Local groups, elected officials and the LDWF worked with state agencies like Natural Resources, Environmental Quality, Health and Hospitals and Agriculture and Forestry and the federal Natural Resources Conservation Service.

The first step in the new plan called for stocking some 4,800 black crappie and 4,600 bluegill from the LDWF’s Booker Fowler Fish Hatchery. And they were large fish: the crappie (sac-a-lait) averaged five inches long, and the bluegill four inches long. A second stocking came this week and a LDWF Inland Fisheries Section manager said plans call for continuous stocking efforts throughout 2019.

Other False River improvement projects noted from the LDWF’s plan include:

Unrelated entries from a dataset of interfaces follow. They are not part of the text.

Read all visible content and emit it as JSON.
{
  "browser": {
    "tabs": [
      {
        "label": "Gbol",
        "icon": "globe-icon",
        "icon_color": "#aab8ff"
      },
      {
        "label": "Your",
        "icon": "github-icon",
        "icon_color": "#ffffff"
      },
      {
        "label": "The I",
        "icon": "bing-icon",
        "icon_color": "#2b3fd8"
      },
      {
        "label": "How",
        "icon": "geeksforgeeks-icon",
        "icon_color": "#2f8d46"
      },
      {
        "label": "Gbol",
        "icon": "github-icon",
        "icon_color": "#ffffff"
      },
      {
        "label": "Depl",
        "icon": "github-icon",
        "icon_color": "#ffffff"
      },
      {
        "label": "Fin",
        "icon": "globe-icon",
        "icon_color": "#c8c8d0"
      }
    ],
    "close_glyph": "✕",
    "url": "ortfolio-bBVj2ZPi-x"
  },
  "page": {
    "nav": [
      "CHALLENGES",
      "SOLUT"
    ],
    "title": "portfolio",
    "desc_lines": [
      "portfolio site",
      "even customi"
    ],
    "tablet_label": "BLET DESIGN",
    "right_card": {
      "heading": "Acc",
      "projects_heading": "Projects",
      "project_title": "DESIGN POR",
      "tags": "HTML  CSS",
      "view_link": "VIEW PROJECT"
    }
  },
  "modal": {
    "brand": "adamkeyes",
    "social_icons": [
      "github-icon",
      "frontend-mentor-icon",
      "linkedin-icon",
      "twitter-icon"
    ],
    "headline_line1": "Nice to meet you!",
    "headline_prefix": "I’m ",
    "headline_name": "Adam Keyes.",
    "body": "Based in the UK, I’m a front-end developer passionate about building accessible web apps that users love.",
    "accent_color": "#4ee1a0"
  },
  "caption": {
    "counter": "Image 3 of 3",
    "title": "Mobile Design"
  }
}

  • A 210-day dredging project on the north end flats — the end of the lake near New Roads and Ventress — beginning in mid-January with an estimated 94,500 cubic yards of sediment removed and pumped to an area adjacent to the lake.
  • Project plans include using “geotubes” to filter sediment lake water with “clean” water returned to the lake.

“The dredging work will increase average depths in the area, and boost available fisheries habitat. Additionally, removing the unconsolidated sediments will reduce turbidity and ultimately improve overall water quality,” the project report stated, adding project funding came from a push by Pointe Coupee’s state Rep. Major Thibaut and the False River Watershed Council.

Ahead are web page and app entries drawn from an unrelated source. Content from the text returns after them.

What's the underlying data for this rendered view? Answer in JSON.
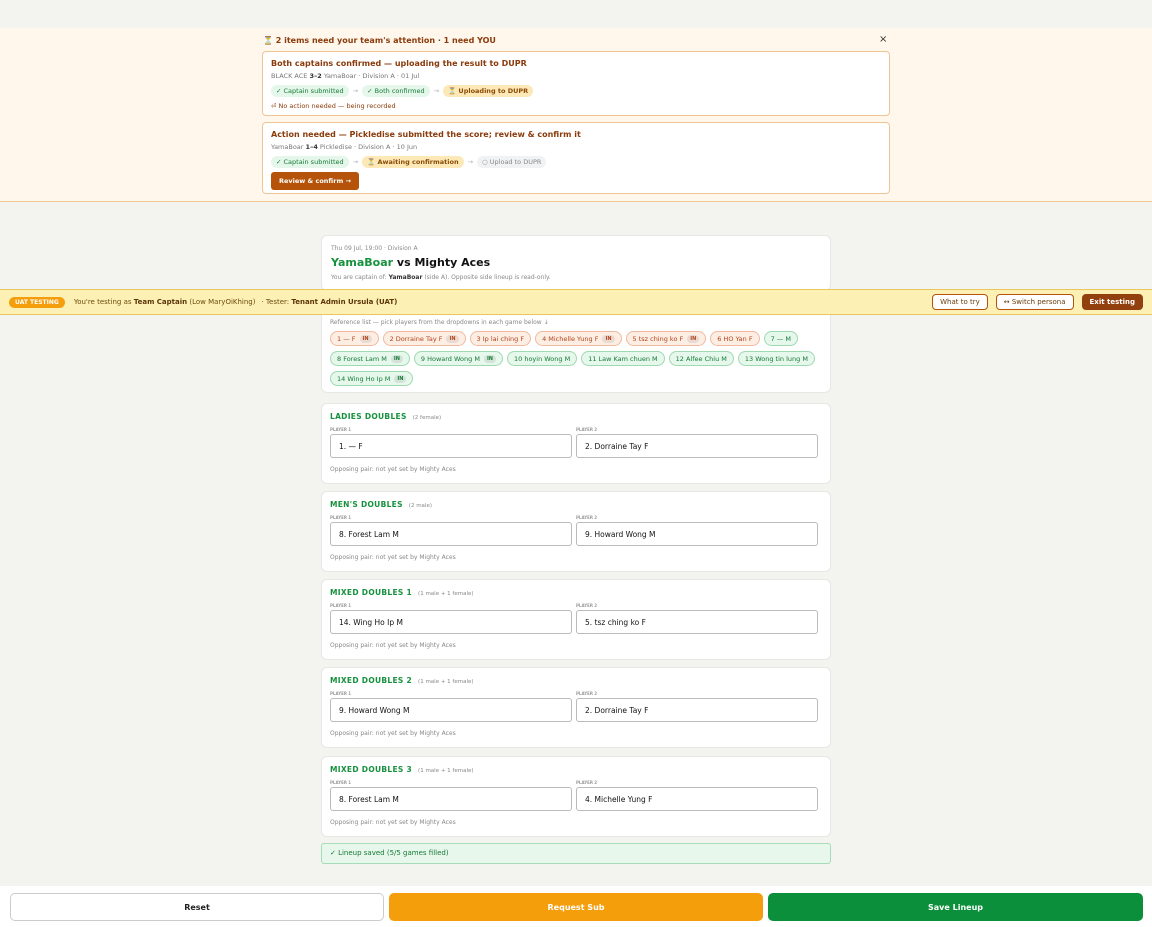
{
  "attention": {
    "header": "⏳ 2 items need your team's attention · 1 need YOU",
    "close": "×",
    "items": [
      {
        "title": "Both captains confirmed — uploading the result to DUPR",
        "meta_pre": "BLACK ACE",
        "meta_score": "3–2",
        "meta_post": "YamaBoar · Division A · 01 Jul",
        "steps": [
          "✓ Captain submitted",
          "✓ Both confirmed",
          "⏳ Uploading to DUPR"
        ],
        "note": "⏎ No action needed — being recorded"
      },
      {
        "title": "Action needed — Pickledise submitted the score; review & confirm it",
        "meta_pre": "YamaBoar",
        "meta_score": "1–4",
        "meta_post": "Pickledise · Division A · 10 Jun",
        "steps": [
          "✓ Captain submitted",
          "⏳ Awaiting confirmation",
          "○ Upload to DUPR"
        ],
        "button": "Review & confirm →"
      }
    ],
    "arrow": "→"
  },
  "match": {
    "meta": "Thu 09 Jul, 19:00 · Division A",
    "home": "YamaBoar",
    "vs": " vs Mighty Aces",
    "cap_pre": "You are captain of: ",
    "cap_team": "YamaBoar",
    "cap_post": " (side A). Opposite side lineup is read-only."
  },
  "uat": {
    "badge": "UAT TESTING",
    "pre": "You're testing as ",
    "role": "Team Captain",
    "who": " (Low MaryOiKhing)",
    "tester_pre": "· Tester: ",
    "tester": "Tenant Admin Ursula (UAT)",
    "btn_try": "What to try",
    "btn_switch": "↔ Switch persona",
    "btn_exit": "Exit testing"
  },
  "roster": {
    "ref": "Reference list — pick players from the dropdowns in each game below ↓",
    "in_label": "IN",
    "players": [
      {
        "label": "1 — F",
        "g": "f",
        "in": true
      },
      {
        "label": "2 Dorraine Tay F",
        "g": "f",
        "in": true
      },
      {
        "label": "3 Ip lai ching F",
        "g": "f",
        "in": false
      },
      {
        "label": "4 Michelle Yung F",
        "g": "f",
        "in": true
      },
      {
        "label": "5 tsz ching ko F",
        "g": "f",
        "in": true
      },
      {
        "label": "6 HO Yan F",
        "g": "f",
        "in": false
      },
      {
        "label": "7 — M",
        "g": "m",
        "in": false
      },
      {
        "label": "8 Forest Lam M",
        "g": "m",
        "in": true
      },
      {
        "label": "9 Howard Wong M",
        "g": "m",
        "in": true
      },
      {
        "label": "10 hoyin Wong M",
        "g": "m",
        "in": false
      },
      {
        "label": "11 Law Kam chuen M",
        "g": "m",
        "in": false
      },
      {
        "label": "12 Alfee Chiu M",
        "g": "m",
        "in": false
      },
      {
        "label": "13 Wong tin lung M",
        "g": "m",
        "in": false
      },
      {
        "label": "14 Wing Ho Ip M",
        "g": "m",
        "in": true
      }
    ]
  },
  "games": [
    {
      "name": "LADIES DOUBLES",
      "sub": "(2 female)",
      "p1": "1. — F",
      "p2": "2. Dorraine Tay F"
    },
    {
      "name": "MEN'S DOUBLES",
      "sub": "(2 male)",
      "p1": "8. Forest Lam M",
      "p2": "9. Howard Wong M"
    },
    {
      "name": "MIXED DOUBLES 1",
      "sub": "(1 male + 1 female)",
      "p1": "14. Wing Ho Ip M",
      "p2": "5. tsz ching ko F"
    },
    {
      "name": "MIXED DOUBLES 2",
      "sub": "(1 male + 1 female)",
      "p1": "9. Howard Wong M",
      "p2": "2. Dorraine Tay F"
    },
    {
      "name": "MIXED DOUBLES 3",
      "sub": "(1 male + 1 female)",
      "p1": "8. Forest Lam M",
      "p2": "4. Michelle Yung F"
    }
  ],
  "labels": {
    "player1": "PLAYER 1",
    "player2": "PLAYER 2",
    "opposing": "Opposing pair: not yet set by Mighty Aces"
  },
  "saved": "✓ Lineup saved (5/5 games filled)",
  "actions": {
    "reset": "Reset",
    "request_sub": "Request Sub",
    "save": "Save Lineup"
  }
}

Meetings

  • The Louisiana Wildlife and Fisheries Commission’s January meeting has been moved to Jan. 8 from it’s original Jan. 3 date. The Jan. 8 meeting is set for 9:30 a.m. in the Joe Herring Room at LDWF headquarters on Quail Drive in Baton Rouge.
  • A public meeting to discuss the Queen Bess Island Restoration Project will be held at 9:30 a.m., Jan. 3 at LDWF headquarters for the Louisiana Trustee Implementation Group.

New Year’s wishes

Advocate Outdoors has been nearly void of editorial content this year, but 2019 is upon us with several items on the wish list for all the average Jims and Janes and their children living in our state and who want to enjoy the outdoors for them and generations to come.

  • A resolution to this “private” waters issue. It’s been offered for more than 20 years here, that one solution is to offer an option to landowners of these “private” canals: because these coastal canals have contributed to land loss in our state, the options are to fill in the canals and restore the lands to its original state, or to open the canals for fishing (not trespass) as long as the fishermen remain in boats.
  • At the risk of drawing the ire of the state’s oyster business during the holidays, a resolution to the problems of oysters and Louisiana’s need to restore our coastal marshes and barrier islands.
  • Hoping the Modern Fish Act brings sanity and balance to the issues of dealing with recreational fishing off our coast. It’s been more than a 20-year fight to get federal fisheries managers, including the federal fishery management councils, to break from the too-long-held notion that recreational fishing merely is a pastime and not the economic engine it is for our nation’s coastal states. It took a new administration in Washington, D.C. and Congressional action to break this stalemate, and, while it’s time to celebrate the MFA, it’s also time to hold the fishery managers accountable to this new mandate.
  • A prayer the state gets funding to help eradicate whatever little bug it is destroying the Roseau cane in areas around the lower Mississippi River. If you’ve been in the marshes and runs off the river south of New Orleans, then all that brown you see is where healthy, green cane was standing two years ago. After seeing it, a thought that burning the vast stands of affected can might help after migratory waterfowl have left for their spring and summer homes. Burning would kill the bugs and their eggs, but won’t kill the plant to the root, and it seems the cane would come back.